● ABOUT THIS EXERCISE
Here are the records. Print them all exactly.

● Items from an interface collection
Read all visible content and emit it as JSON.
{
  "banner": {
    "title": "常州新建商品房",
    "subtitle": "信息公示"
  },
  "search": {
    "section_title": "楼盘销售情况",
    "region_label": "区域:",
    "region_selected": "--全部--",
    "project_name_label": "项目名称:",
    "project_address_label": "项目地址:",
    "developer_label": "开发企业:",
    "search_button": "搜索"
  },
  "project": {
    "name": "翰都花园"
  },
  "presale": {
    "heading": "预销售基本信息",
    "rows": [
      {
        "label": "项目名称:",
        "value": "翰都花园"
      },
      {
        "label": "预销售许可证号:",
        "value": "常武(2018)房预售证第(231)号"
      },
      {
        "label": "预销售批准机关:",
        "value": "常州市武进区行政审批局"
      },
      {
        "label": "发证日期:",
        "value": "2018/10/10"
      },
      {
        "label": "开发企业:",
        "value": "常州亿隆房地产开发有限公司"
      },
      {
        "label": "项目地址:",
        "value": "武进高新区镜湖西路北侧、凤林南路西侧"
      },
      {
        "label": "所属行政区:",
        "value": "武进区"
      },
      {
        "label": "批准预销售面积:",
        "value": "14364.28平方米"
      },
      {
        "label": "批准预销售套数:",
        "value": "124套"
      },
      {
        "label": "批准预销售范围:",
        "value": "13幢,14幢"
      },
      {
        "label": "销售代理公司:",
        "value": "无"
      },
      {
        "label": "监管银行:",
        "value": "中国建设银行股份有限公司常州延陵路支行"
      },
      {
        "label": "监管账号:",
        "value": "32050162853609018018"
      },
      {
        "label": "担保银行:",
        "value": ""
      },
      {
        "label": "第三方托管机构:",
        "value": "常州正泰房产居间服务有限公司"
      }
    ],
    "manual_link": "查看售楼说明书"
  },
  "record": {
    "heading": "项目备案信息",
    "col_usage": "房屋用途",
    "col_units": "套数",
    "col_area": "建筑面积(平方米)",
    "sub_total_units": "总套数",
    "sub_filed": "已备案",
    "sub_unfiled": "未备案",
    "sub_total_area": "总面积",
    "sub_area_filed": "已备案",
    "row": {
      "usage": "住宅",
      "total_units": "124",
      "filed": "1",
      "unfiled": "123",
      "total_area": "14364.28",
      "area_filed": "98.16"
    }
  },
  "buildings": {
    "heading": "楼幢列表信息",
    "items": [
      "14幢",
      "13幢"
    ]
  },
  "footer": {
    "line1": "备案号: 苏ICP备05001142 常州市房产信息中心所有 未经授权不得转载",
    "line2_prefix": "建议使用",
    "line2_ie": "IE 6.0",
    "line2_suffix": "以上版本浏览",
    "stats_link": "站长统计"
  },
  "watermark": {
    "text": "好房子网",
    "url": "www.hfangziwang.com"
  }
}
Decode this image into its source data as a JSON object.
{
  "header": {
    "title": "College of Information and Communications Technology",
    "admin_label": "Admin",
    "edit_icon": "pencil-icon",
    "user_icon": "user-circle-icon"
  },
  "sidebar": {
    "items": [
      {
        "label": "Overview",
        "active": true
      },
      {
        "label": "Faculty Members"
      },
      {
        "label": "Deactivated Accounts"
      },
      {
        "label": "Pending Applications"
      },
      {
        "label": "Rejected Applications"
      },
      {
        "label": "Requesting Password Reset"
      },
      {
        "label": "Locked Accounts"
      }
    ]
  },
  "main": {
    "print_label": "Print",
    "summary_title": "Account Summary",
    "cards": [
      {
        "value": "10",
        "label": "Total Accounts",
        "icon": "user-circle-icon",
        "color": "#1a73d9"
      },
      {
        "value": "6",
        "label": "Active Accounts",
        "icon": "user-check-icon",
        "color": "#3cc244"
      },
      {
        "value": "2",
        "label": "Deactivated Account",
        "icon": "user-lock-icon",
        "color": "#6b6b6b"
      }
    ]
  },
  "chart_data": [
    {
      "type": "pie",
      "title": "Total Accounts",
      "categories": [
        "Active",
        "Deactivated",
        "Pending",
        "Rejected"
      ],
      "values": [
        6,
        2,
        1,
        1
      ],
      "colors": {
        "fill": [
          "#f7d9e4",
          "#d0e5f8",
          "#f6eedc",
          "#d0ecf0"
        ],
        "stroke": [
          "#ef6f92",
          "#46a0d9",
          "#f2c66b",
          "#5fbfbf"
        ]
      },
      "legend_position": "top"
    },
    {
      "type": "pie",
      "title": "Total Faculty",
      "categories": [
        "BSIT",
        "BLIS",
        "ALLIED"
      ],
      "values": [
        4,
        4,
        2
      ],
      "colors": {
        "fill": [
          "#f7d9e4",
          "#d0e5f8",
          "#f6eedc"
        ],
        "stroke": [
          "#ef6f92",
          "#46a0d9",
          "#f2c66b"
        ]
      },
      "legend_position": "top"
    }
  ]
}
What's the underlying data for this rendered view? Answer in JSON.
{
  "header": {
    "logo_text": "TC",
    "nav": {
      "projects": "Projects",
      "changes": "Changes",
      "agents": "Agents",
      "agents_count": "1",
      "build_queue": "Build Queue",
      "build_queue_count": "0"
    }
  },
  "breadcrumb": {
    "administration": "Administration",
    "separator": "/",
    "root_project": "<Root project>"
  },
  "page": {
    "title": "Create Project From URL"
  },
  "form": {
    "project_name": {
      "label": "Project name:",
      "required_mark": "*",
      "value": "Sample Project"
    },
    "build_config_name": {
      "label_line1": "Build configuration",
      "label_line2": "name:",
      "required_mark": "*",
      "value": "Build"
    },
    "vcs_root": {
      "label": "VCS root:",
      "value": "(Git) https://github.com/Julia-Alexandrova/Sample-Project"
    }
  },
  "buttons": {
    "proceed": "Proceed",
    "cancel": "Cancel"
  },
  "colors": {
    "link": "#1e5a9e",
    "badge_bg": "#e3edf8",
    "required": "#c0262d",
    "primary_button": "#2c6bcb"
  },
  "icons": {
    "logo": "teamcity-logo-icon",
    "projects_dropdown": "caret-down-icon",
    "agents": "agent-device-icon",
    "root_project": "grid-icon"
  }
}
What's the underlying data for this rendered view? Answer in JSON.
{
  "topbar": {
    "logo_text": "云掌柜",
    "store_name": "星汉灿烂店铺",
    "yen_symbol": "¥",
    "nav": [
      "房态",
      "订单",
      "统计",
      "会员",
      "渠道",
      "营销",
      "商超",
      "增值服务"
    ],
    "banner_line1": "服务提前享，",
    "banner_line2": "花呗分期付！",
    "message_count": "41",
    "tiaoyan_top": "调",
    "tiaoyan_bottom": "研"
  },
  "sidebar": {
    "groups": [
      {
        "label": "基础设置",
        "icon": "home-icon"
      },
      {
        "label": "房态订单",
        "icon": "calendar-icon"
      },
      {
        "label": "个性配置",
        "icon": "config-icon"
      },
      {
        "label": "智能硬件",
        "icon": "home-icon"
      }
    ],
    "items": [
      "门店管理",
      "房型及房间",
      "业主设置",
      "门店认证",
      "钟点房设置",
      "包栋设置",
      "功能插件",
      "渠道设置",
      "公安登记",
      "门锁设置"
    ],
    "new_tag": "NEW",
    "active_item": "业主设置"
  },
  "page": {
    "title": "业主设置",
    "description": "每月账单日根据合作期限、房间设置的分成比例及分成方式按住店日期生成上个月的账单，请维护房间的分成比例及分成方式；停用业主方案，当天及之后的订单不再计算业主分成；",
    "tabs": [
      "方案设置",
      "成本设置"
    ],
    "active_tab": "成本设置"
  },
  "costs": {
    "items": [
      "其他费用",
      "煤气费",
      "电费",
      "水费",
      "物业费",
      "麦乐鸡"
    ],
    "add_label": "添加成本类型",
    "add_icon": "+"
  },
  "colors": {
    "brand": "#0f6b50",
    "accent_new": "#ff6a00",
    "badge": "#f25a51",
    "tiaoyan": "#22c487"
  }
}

● SOLUTION TO THIS TASK
Read all visible content and emit it as JSON.
{
  "banner": {
    "title": "常州新建商品房",
    "subtitle": "信息公示"
  },
  "search": {
    "section_title": "楼盘销售情况",
    "region_label": "区域:",
    "region_selected": "--全部--",
    "project_name_label": "项目名称:",
    "project_address_label": "项目地址:",
    "developer_label": "开发企业:",
    "search_button": "搜索"
  },
  "project": {
    "name": "翰都花园"
  },
  "presale": {
    "heading": "预销售基本信息",
    "rows": [
      {
        "label": "项目名称:",
        "value": "翰都花园"
      },
      {
        "label": "预销售许可证号:",
        "value": "常武(2018)房预售证第(231)号"
      },
      {
        "label": "预销售批准机关:",
        "value": "常州市武进区行政审批局"
      },
      {
        "label": "发证日期:",
        "value": "2018/10/10"
      },
      {
        "label": "开发企业:",
        "value": "常州亿隆房地产开发有限公司"
      },
      {
        "label": "项目地址:",
        "value": "武进高新区镜湖西路北侧、凤林南路西侧"
      },
      {
        "label": "所属行政区:",
        "value": "武进区"
      },
      {
        "label": "批准预销售面积:",
        "value": "14364.28平方米"
      },
      {
        "label": "批准预销售套数:",
        "value": "124套"
      },
      {
        "label": "批准预销售范围:",
        "value": "13幢,14幢"
      },
      {
        "label": "销售代理公司:",
        "value": "无"
      },
      {
        "label": "监管银行:",
        "value": "中国建设银行股份有限公司常州延陵路支行"
      },
      {
        "label": "监管账号:",
        "value": "32050162853609018018"
      },
      {
        "label": "担保银行:",
        "value": ""
      },
      {
        "label": "第三方托管机构:",
        "value": "常州正泰房产居间服务有限公司"
      }
    ],
    "manual_link": "查看售楼说明书"
  },
  "record": {
    "heading": "项目备案信息",
    "col_usage": "房屋用途",
    "col_units": "套数",
    "col_area": "建筑面积(平方米)",
    "sub_total_units": "总套数",
    "sub_filed": "已备案",
    "sub_unfiled": "未备案",
    "sub_total_area": "总面积",
    "sub_area_filed": "已备案",
    "row": {
      "usage": "住宅",
      "total_units": "124",
      "filed": "1",
      "unfiled": "123",
      "total_area": "14364.28",
      "area_filed": "98.16"
    }
  },
  "buildings": {
    "heading": "楼幢列表信息",
    "items": [
      "14幢",
      "13幢"
    ]
  },
  "footer": {
    "line1": "备案号: 苏ICP备05001142 常州市房产信息中心所有 未经授权不得转载",
    "line2_prefix": "建议使用",
    "line2_ie": "IE 6.0",
    "line2_suffix": "以上版本浏览",
    "stats_link": "站长统计"
  },
  "watermark": {
    "text": "好房子网",
    "url": "www.hfangziwang.com"
  }
}
Decode this image into its source data as a JSON object.
{
  "header": {
    "title": "College of Information and Communications Technology",
    "admin_label": "Admin",
    "edit_icon": "pencil-icon",
    "user_icon": "user-circle-icon"
  },
  "sidebar": {
    "items": [
      {
        "label": "Overview",
        "active": true
      },
      {
        "label": "Faculty Members"
      },
      {
        "label": "Deactivated Accounts"
      },
      {
        "label": "Pending Applications"
      },
      {
        "label": "Rejected Applications"
      },
      {
        "label": "Requesting Password Reset"
      },
      {
        "label": "Locked Accounts"
      }
    ]
  },
  "main": {
    "print_label": "Print",
    "summary_title": "Account Summary",
    "cards": [
      {
        "value": "10",
        "label": "Total Accounts",
        "icon": "user-circle-icon",
        "color": "#1a73d9"
      },
      {
        "value": "6",
        "label": "Active Accounts",
        "icon": "user-check-icon",
        "color": "#3cc244"
      },
      {
        "value": "2",
        "label": "Deactivated Account",
        "icon": "user-lock-icon",
        "color": "#6b6b6b"
      }
    ]
  },
  "chart_data": [
    {
      "type": "pie",
      "title": "Total Accounts",
      "categories": [
        "Active",
        "Deactivated",
        "Pending",
        "Rejected"
      ],
      "values": [
        6,
        2,
        1,
        1
      ],
      "colors": {
        "fill": [
          "#f7d9e4",
          "#d0e5f8",
          "#f6eedc",
          "#d0ecf0"
        ],
        "stroke": [
          "#ef6f92",
          "#46a0d9",
          "#f2c66b",
          "#5fbfbf"
        ]
      },
      "legend_position": "top"
    },
    {
      "type": "pie",
      "title": "Total Faculty",
      "categories": [
        "BSIT",
        "BLIS",
        "ALLIED"
      ],
      "values": [
        4,
        4,
        2
      ],
      "colors": {
        "fill": [
          "#f7d9e4",
          "#d0e5f8",
          "#f6eedc"
        ],
        "stroke": [
          "#ef6f92",
          "#46a0d9",
          "#f2c66b"
        ]
      },
      "legend_position": "top"
    }
  ]
}
What's the underlying data for this rendered view? Answer in JSON.
{
  "header": {
    "logo_text": "TC",
    "nav": {
      "projects": "Projects",
      "changes": "Changes",
      "agents": "Agents",
      "agents_count": "1",
      "build_queue": "Build Queue",
      "build_queue_count": "0"
    }
  },
  "breadcrumb": {
    "administration": "Administration",
    "separator": "/",
    "root_project": "<Root project>"
  },
  "page": {
    "title": "Create Project From URL"
  },
  "form": {
    "project_name": {
      "label": "Project name:",
      "required_mark": "*",
      "value": "Sample Project"
    },
    "build_config_name": {
      "label_line1": "Build configuration",
      "label_line2": "name:",
      "required_mark": "*",
      "value": "Build"
    },
    "vcs_root": {
      "label": "VCS root:",
      "value": "(Git) https://github.com/Julia-Alexandrova/Sample-Project"
    }
  },
  "buttons": {
    "proceed": "Proceed",
    "cancel": "Cancel"
  },
  "colors": {
    "link": "#1e5a9e",
    "badge_bg": "#e3edf8",
    "required": "#c0262d",
    "primary_button": "#2c6bcb"
  },
  "icons": {
    "logo": "teamcity-logo-icon",
    "projects_dropdown": "caret-down-icon",
    "agents": "agent-device-icon",
    "root_project": "grid-icon"
  }
}
What's the underlying data for this rendered view? Answer in JSON.
{
  "topbar": {
    "logo_text": "云掌柜",
    "store_name": "星汉灿烂店铺",
    "yen_symbol": "¥",
    "nav": [
      "房态",
      "订单",
      "统计",
      "会员",
      "渠道",
      "营销",
      "商超",
      "增值服务"
    ],
    "banner_line1": "服务提前享，",
    "banner_line2": "花呗分期付！",
    "message_count": "41",
    "tiaoyan_top": "调",
    "tiaoyan_bottom": "研"
  },
  "sidebar": {
    "groups": [
      {
        "label": "基础设置",
        "icon": "home-icon"
      },
      {
        "label": "房态订单",
        "icon": "calendar-icon"
      },
      {
        "label": "个性配置",
        "icon": "config-icon"
      },
      {
        "label": "智能硬件",
        "icon": "home-icon"
      }
    ],
    "items": [
      "门店管理",
      "房型及房间",
      "业主设置",
      "门店认证",
      "钟点房设置",
      "包栋设置",
      "功能插件",
      "渠道设置",
      "公安登记",
      "门锁设置"
    ],
    "new_tag": "NEW",
    "active_item": "业主设置"
  },
  "page": {
    "title": "业主设置",
    "description": "每月账单日根据合作期限、房间设置的分成比例及分成方式按住店日期生成上个月的账单，请维护房间的分成比例及分成方式；停用业主方案，当天及之后的订单不再计算业主分成；",
    "tabs": [
      "方案设置",
      "成本设置"
    ],
    "active_tab": "成本设置"
  },
  "costs": {
    "items": [
      "其他费用",
      "煤气费",
      "电费",
      "水费",
      "物业费",
      "麦乐鸡"
    ],
    "add_label": "添加成本类型",
    "add_icon": "+"
  },
  "colors": {
    "brand": "#0f6b50",
    "accent_new": "#ff6a00",
    "badge": "#f25a51",
    "tiaoyan": "#22c487"
  }
}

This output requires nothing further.